This systematic review searched for randomised controlled trials lasting at least 12 months in outpatients that compared depot with oral antipsychotics in schizophrenia. Data on relapse (primary outcome), rehospitalisation, non-adherence, and dropout due to any reason, inefficacy of treatment and adverse events were summarised in a meta-analysis using a random-effects model. Study quality was assessed with the Cochrane collaboration’s risk of bias tool, and publication bias with funnel plots.
Ten studies with 1700 participants met the inclusion criteria. Depot formulations significantly reduced relapses with relative and absolute risk reductions of 30% and 10%, respectively (RR 0.70, CI 0.57-0.87, NNT 10, CI 6-25, P=0.0009), and dropout due to inefficacy (RR 0.71, CI 0.57-0.89).
Limited data on non-adherence, rehospitalisation and dropout due to any reason and adverse events revealed no significant differences.
There were several potential sources of bias such as limited information on randomisation methods, problems of blinding and different medications in the depot and oral groups. Other studies reduced a potential superiority of depot by excluding non-adherent patients.
The reviewers concluded:
Depot antipsychotic drugs significantly reduced relapse. Due to a number of methodological problems in the single trials the evidence is, nonetheless, subject to possible bias.

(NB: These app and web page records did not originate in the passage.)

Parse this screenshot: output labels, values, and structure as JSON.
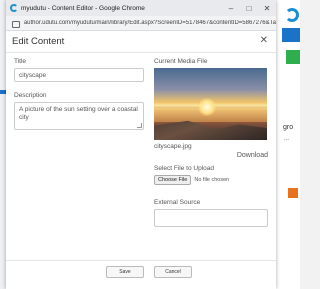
{
  "window": {
    "title": "myudutu - Content Editor - Google Chrome",
    "url": "author.udutu.com/myudutu/main/library/Edit.aspx?ScreenID=5178467&contentID=5867276&Tag..."
  },
  "dialog": {
    "title": "Edit Content",
    "title_label": "Title",
    "title_value": "cityscape",
    "description_label": "Description",
    "description_value": "A picture of the sun setting over a coastal city",
    "current_media_label": "Current Media File",
    "media_filename": "cityscape.jpg",
    "download_label": "Download",
    "upload_label": "Select File to Upload",
    "choose_file_label": "Choose File",
    "no_file_text": "No file chosen",
    "external_source_label": "External Source",
    "save_label": "Save",
    "cancel_label": "Cancel"
  },
  "background": {
    "partial_text_1": "gro",
    "partial_text_2": "..."
  },
  "colors": {
    "accent_blue": "#1a73c9",
    "brand_blue": "#1a8fd1",
    "green": "#2eae4f",
    "orange": "#e8731f"
  }
}
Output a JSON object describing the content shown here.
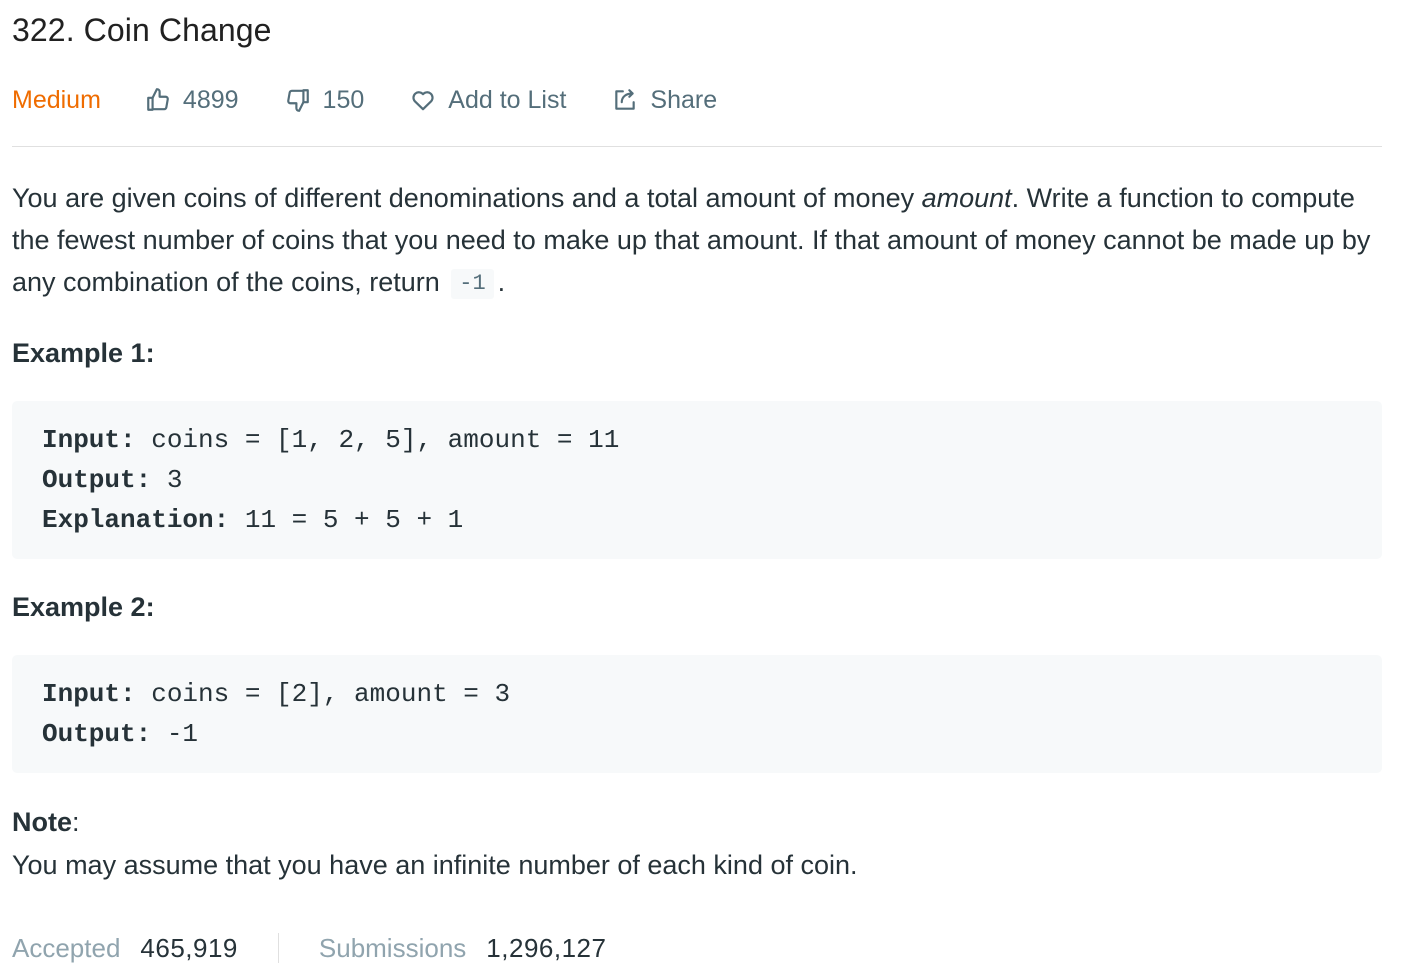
{
  "problem": {
    "title": "322. Coin Change",
    "difficulty": "Medium",
    "likes": "4899",
    "dislikes": "150",
    "add_to_list_label": "Add to List",
    "share_label": "Share"
  },
  "description": {
    "part1": "You are given coins of different denominations and a total amount of money ",
    "italic": "amount",
    "part2": ". Write a function to compute the fewest number of coins that you need to make up that amount. If that amount of money cannot be made up by any combination of the coins, return ",
    "code": "-1",
    "part3": "."
  },
  "examples": [
    {
      "heading": "Example 1:",
      "lines": [
        {
          "key": "Input:",
          "value": " coins = [1, 2, 5], amount = 11"
        },
        {
          "key": "Output:",
          "value": " 3"
        },
        {
          "key": "Explanation:",
          "value": " 11 = 5 + 5 + 1"
        }
      ]
    },
    {
      "heading": "Example 2:",
      "lines": [
        {
          "key": "Input:",
          "value": " coins = [2], amount = 3"
        },
        {
          "key": "Output:",
          "value": " -1"
        }
      ]
    }
  ],
  "note": {
    "heading": "Note",
    "colon": ":",
    "text": "You may assume that you have an infinite number of each kind of coin."
  },
  "stats": {
    "accepted_label": "Accepted",
    "accepted_value": "465,919",
    "submissions_label": "Submissions",
    "submissions_value": "1,296,127"
  },
  "colors": {
    "difficulty_medium": "#ef6c00",
    "muted_text": "#546e7a",
    "code_bg": "#f7f9fa"
  },
  "icons": {
    "like": "thumbs-up-icon",
    "dislike": "thumbs-down-icon",
    "add_to_list": "heart-icon",
    "share": "share-icon"
  }
}
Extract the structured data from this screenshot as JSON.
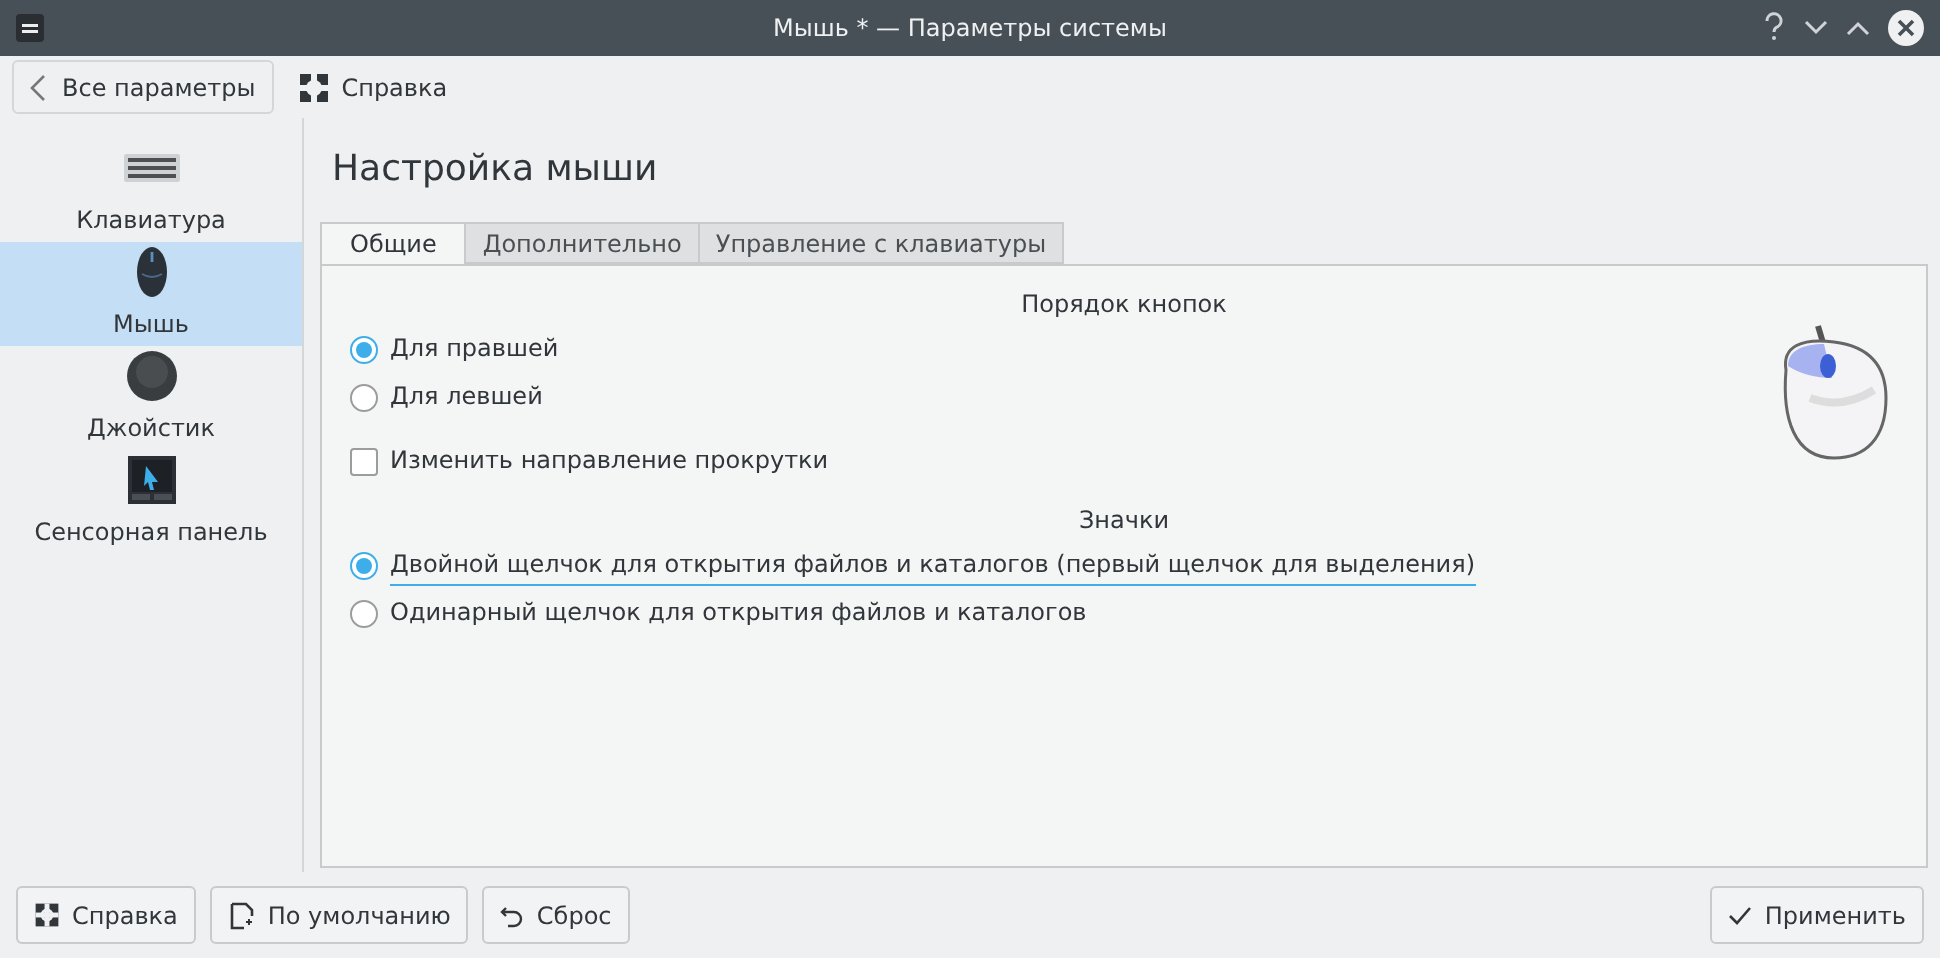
{
  "window": {
    "title": "Мышь * — Параметры системы"
  },
  "toolbar": {
    "back_button": "Все параметры",
    "help_button": "Справка"
  },
  "sidebar": {
    "items": [
      {
        "kind": "keyboard",
        "label": "Клавиатура",
        "selected": false
      },
      {
        "kind": "mouse",
        "label": "Мышь",
        "selected": true
      },
      {
        "kind": "joystick",
        "label": "Джойстик",
        "selected": false
      },
      {
        "kind": "touchpad",
        "label": "Сенсорная панель",
        "selected": false
      }
    ]
  },
  "page_title": "Настройка мыши",
  "tabs": [
    {
      "label": "Общие",
      "selected": true
    },
    {
      "label": "Дополнительно",
      "selected": false
    },
    {
      "label": "Управление с клавиатуры",
      "selected": false
    }
  ],
  "sections": [
    {
      "title": "Порядок кнопок",
      "options": [
        {
          "kind": "radio",
          "label": "Для правшей",
          "checked": true,
          "focused": false
        },
        {
          "kind": "radio",
          "label": "Для левшей",
          "checked": false,
          "focused": false
        },
        {
          "kind": "checkbox",
          "label": "Изменить направление прокрутки",
          "checked": false,
          "focused": false
        }
      ]
    },
    {
      "title": "Значки",
      "options": [
        {
          "kind": "radio",
          "label": "Двойной щелчок для открытия файлов и каталогов (первый щелчок для выделения)",
          "checked": true,
          "focused": true
        },
        {
          "kind": "radio",
          "label": "Одинарный щелчок для открытия файлов и каталогов",
          "checked": false,
          "focused": false
        }
      ]
    }
  ],
  "footer_buttons": [
    {
      "kind": "help",
      "label": "Справка"
    },
    {
      "kind": "defaults",
      "label": "По умолчанию"
    },
    {
      "kind": "reset",
      "label": "Сброс"
    },
    {
      "kind": "apply",
      "label": "Применить"
    }
  ]
}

Leucht C, Heres S, Kane JM, Kissling W, Davis JM, Leucht S. Oral versus depot antipsychotic drugs for schizophrenia–a critical systematic review and meta-analysis of randomised long-term trials. Schizophr Res. 2011 Apr;127(1-3):83-92. Epub 2011 Jan 22. [PubMed abstract]